EXERCISE BRIEF –
Each record must come back unchanged in your answer, stripped of its images.

EXERCISE INPUT –
┄┄┄┄┄┄

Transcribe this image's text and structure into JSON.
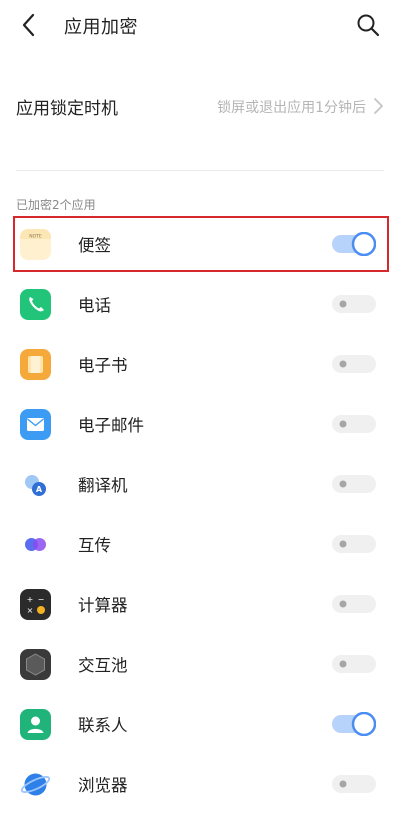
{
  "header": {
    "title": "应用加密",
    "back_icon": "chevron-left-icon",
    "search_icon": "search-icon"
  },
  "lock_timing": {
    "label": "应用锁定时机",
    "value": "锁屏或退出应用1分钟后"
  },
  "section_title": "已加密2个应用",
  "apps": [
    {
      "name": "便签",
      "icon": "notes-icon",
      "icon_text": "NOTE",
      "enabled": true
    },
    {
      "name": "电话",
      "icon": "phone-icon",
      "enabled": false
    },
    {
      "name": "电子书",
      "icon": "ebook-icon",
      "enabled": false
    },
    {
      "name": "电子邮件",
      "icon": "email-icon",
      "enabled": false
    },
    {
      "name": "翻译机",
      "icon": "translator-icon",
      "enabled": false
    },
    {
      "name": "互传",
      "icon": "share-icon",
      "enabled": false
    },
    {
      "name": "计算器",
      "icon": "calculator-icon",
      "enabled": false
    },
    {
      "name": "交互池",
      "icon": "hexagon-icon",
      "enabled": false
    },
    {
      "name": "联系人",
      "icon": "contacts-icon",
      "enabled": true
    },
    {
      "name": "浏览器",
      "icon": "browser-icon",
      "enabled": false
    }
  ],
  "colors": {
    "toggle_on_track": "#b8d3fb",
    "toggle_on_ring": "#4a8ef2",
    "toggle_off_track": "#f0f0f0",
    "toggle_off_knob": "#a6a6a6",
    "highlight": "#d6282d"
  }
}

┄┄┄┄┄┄

EXERCISE OUTPUT –
Transcribe this image's text and structure into JSON.
{
  "header": {
    "title": "应用加密",
    "back_icon": "chevron-left-icon",
    "search_icon": "search-icon"
  },
  "lock_timing": {
    "label": "应用锁定时机",
    "value": "锁屏或退出应用1分钟后"
  },
  "section_title": "已加密2个应用",
  "apps": [
    {
      "name": "便签",
      "icon": "notes-icon",
      "icon_text": "NOTE",
      "enabled": true
    },
    {
      "name": "电话",
      "icon": "phone-icon",
      "enabled": false
    },
    {
      "name": "电子书",
      "icon": "ebook-icon",
      "enabled": false
    },
    {
      "name": "电子邮件",
      "icon": "email-icon",
      "enabled": false
    },
    {
      "name": "翻译机",
      "icon": "translator-icon",
      "enabled": false
    },
    {
      "name": "互传",
      "icon": "share-icon",
      "enabled": false
    },
    {
      "name": "计算器",
      "icon": "calculator-icon",
      "enabled": false
    },
    {
      "name": "交互池",
      "icon": "hexagon-icon",
      "enabled": false
    },
    {
      "name": "联系人",
      "icon": "contacts-icon",
      "enabled": true
    },
    {
      "name": "浏览器",
      "icon": "browser-icon",
      "enabled": false
    }
  ],
  "colors": {
    "toggle_on_track": "#b8d3fb",
    "toggle_on_ring": "#4a8ef2",
    "toggle_off_track": "#f0f0f0",
    "toggle_off_knob": "#a6a6a6",
    "highlight": "#d6282d"
  }
}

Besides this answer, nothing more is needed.